Salazar, too, has been preparing for a World Series showdown. He’s scheduled to pitch three innings of a simulated game this weekend, and if it goes well, it could land him a spot in the starting rotation alongside Bauer, Corey Kluber, Josh Tomlin, and newcomer Ryan Merritt. Salazar has been sidelined since September 9 with a right forearm strain, and even after undergoing a rigorous throwing program over the last several weeks, any kind of comeback is expected to be curbed by a strict innings limit. Francona has been understandably tight-lipped about his World Series roster, but he hasn’t yet nixed the idea of utilizing Salazar out of the rotation, provided the right-hander remains healthy for another week or so.
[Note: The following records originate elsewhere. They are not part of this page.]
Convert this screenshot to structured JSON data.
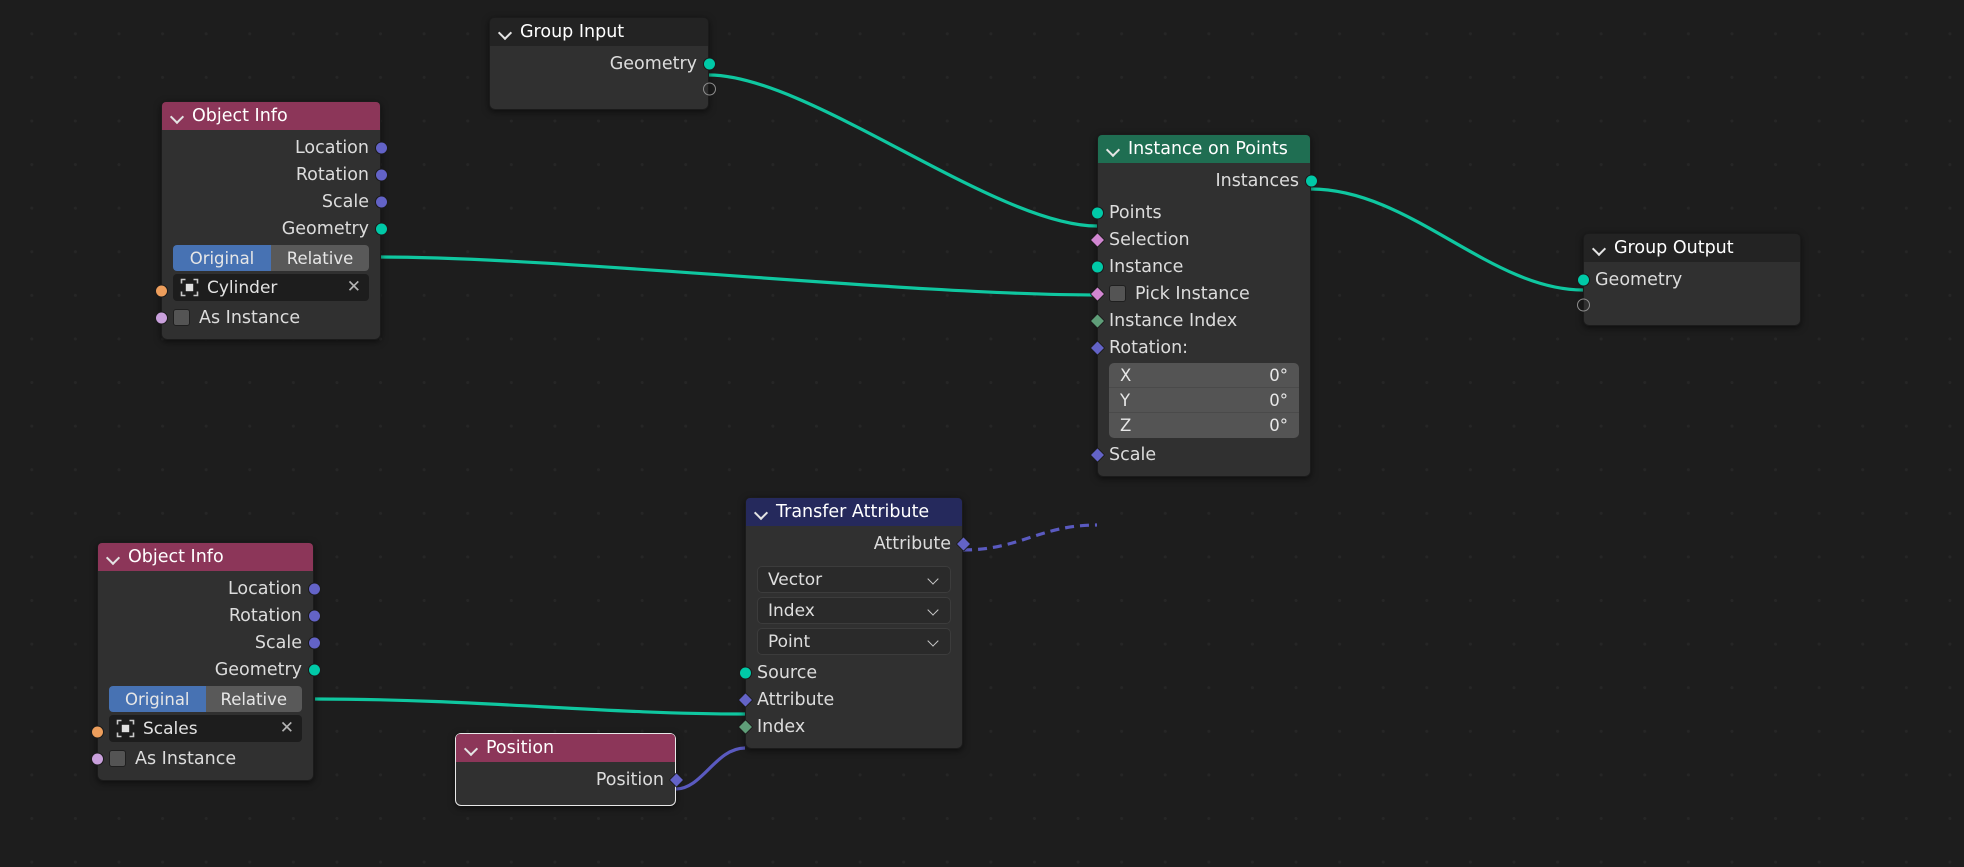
{
  "editor": {
    "name": "Blender Geometry Node Editor",
    "background": "#1d1d1d"
  },
  "colors": {
    "header_input": "#8c3659",
    "header_geometry": "#1f6e52",
    "header_attribute": "#25295c",
    "header_group": "#232323",
    "socket_geometry": "#00c9a7",
    "socket_vector": "#6363c7",
    "socket_field_vector": "#6363c7",
    "socket_bool": "#d186d1",
    "socket_int": "#5f9e79",
    "socket_object": "#ed9e5c",
    "socket_instance": "#c9a0dc",
    "link_geometry": "#0fc7a0",
    "link_field": "#5a5ac0",
    "toggle_active": "#4772b3"
  },
  "nodes": {
    "group_input": {
      "title": "Group Input",
      "outputs": [
        {
          "label": "Geometry",
          "socket": "socket_geometry",
          "shape": "circle"
        },
        {
          "label": "",
          "socket": "ring",
          "shape": "ring"
        }
      ]
    },
    "object_info_top": {
      "title": "Object Info",
      "outputs": [
        {
          "label": "Location",
          "socket": "socket_vector",
          "shape": "circle"
        },
        {
          "label": "Rotation",
          "socket": "socket_vector",
          "shape": "circle"
        },
        {
          "label": "Scale",
          "socket": "socket_vector",
          "shape": "circle"
        },
        {
          "label": "Geometry",
          "socket": "socket_geometry",
          "shape": "circle"
        }
      ],
      "transform_space": {
        "options": [
          "Original",
          "Relative"
        ],
        "selected": "Original"
      },
      "object_field": {
        "icon": "object-icon",
        "value": "Cylinder",
        "clear": "✕",
        "socket": "socket_object"
      },
      "as_instance": {
        "label": "As Instance",
        "checked": false,
        "socket": "socket_instance"
      }
    },
    "object_info_bottom": {
      "title": "Object Info",
      "outputs": [
        {
          "label": "Location",
          "socket": "socket_vector",
          "shape": "circle"
        },
        {
          "label": "Rotation",
          "socket": "socket_vector",
          "shape": "circle"
        },
        {
          "label": "Scale",
          "socket": "socket_vector",
          "shape": "circle"
        },
        {
          "label": "Geometry",
          "socket": "socket_geometry",
          "shape": "circle"
        }
      ],
      "transform_space": {
        "options": [
          "Original",
          "Relative"
        ],
        "selected": "Original"
      },
      "object_field": {
        "icon": "object-icon",
        "value": "Scales",
        "clear": "✕",
        "socket": "socket_object"
      },
      "as_instance": {
        "label": "As Instance",
        "checked": false,
        "socket": "socket_instance"
      }
    },
    "instance_on_points": {
      "title": "Instance on Points",
      "outputs": [
        {
          "label": "Instances",
          "socket": "socket_geometry",
          "shape": "circle"
        }
      ],
      "inputs": [
        {
          "label": "Points",
          "socket": "socket_geometry",
          "shape": "circle"
        },
        {
          "label": "Selection",
          "socket": "socket_bool",
          "shape": "diamond"
        },
        {
          "label": "Instance",
          "socket": "socket_geometry",
          "shape": "circle"
        },
        {
          "label": "Pick Instance",
          "socket": "socket_bool",
          "shape": "diamond",
          "checkbox": false
        },
        {
          "label": "Instance Index",
          "socket": "socket_int",
          "shape": "diamond"
        },
        {
          "label": "Rotation:",
          "socket": "socket_vector",
          "shape": "diamond"
        }
      ],
      "rotation_values": [
        {
          "axis": "X",
          "value": "0°"
        },
        {
          "axis": "Y",
          "value": "0°"
        },
        {
          "axis": "Z",
          "value": "0°"
        }
      ],
      "scale_input": {
        "label": "Scale",
        "socket": "socket_vector",
        "shape": "diamond"
      }
    },
    "transfer_attribute": {
      "title": "Transfer Attribute",
      "outputs": [
        {
          "label": "Attribute",
          "socket": "socket_vector",
          "shape": "diamond"
        }
      ],
      "dropdowns": [
        {
          "name": "data-type",
          "value": "Vector"
        },
        {
          "name": "mapping",
          "value": "Index"
        },
        {
          "name": "domain",
          "value": "Point"
        }
      ],
      "inputs": [
        {
          "label": "Source",
          "socket": "socket_geometry",
          "shape": "circle"
        },
        {
          "label": "Attribute",
          "socket": "socket_vector",
          "shape": "diamond"
        },
        {
          "label": "Index",
          "socket": "socket_int",
          "shape": "diamond"
        }
      ]
    },
    "position": {
      "title": "Position",
      "outputs": [
        {
          "label": "Position",
          "socket": "socket_vector",
          "shape": "diamond"
        }
      ]
    },
    "group_output": {
      "title": "Group Output",
      "inputs": [
        {
          "label": "Geometry",
          "socket": "socket_geometry",
          "shape": "circle"
        },
        {
          "label": "",
          "socket": "ring",
          "shape": "ring"
        }
      ]
    }
  }
}
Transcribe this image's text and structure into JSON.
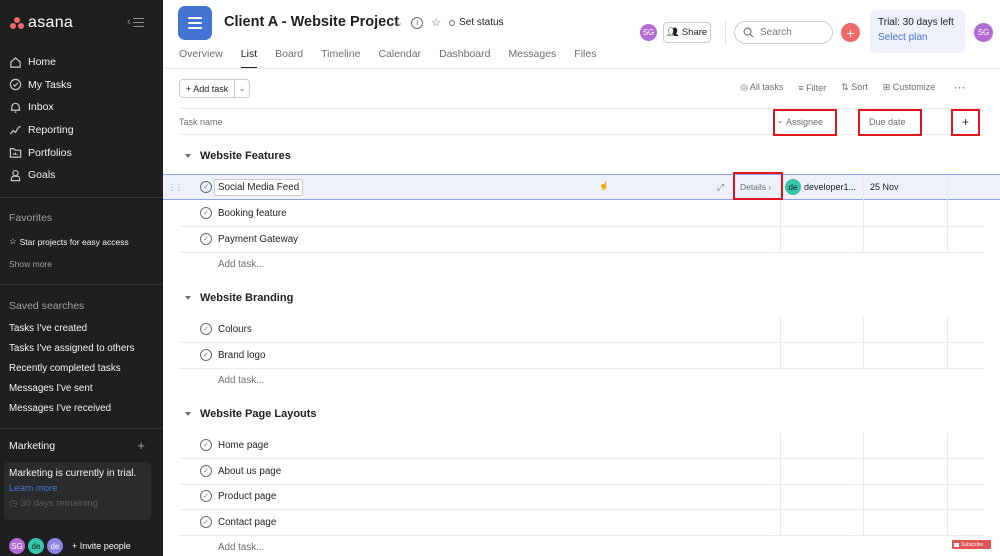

The Indians have had to remain flexible throughout their seven-game playoff run after weathering injuries to Corey Kluber and Trevor Bauer, pushing their rotation through several games on short rest and relying heavily on Andrew Miller and Cody Allen‘s one-two punch in the ‘pen to clinch more than a few postseason victories. While history doesn’t always favor the first team to secure their league’s pennant race, an extra week of rest should only benefit Cleveland’s beleaguered pitching staff.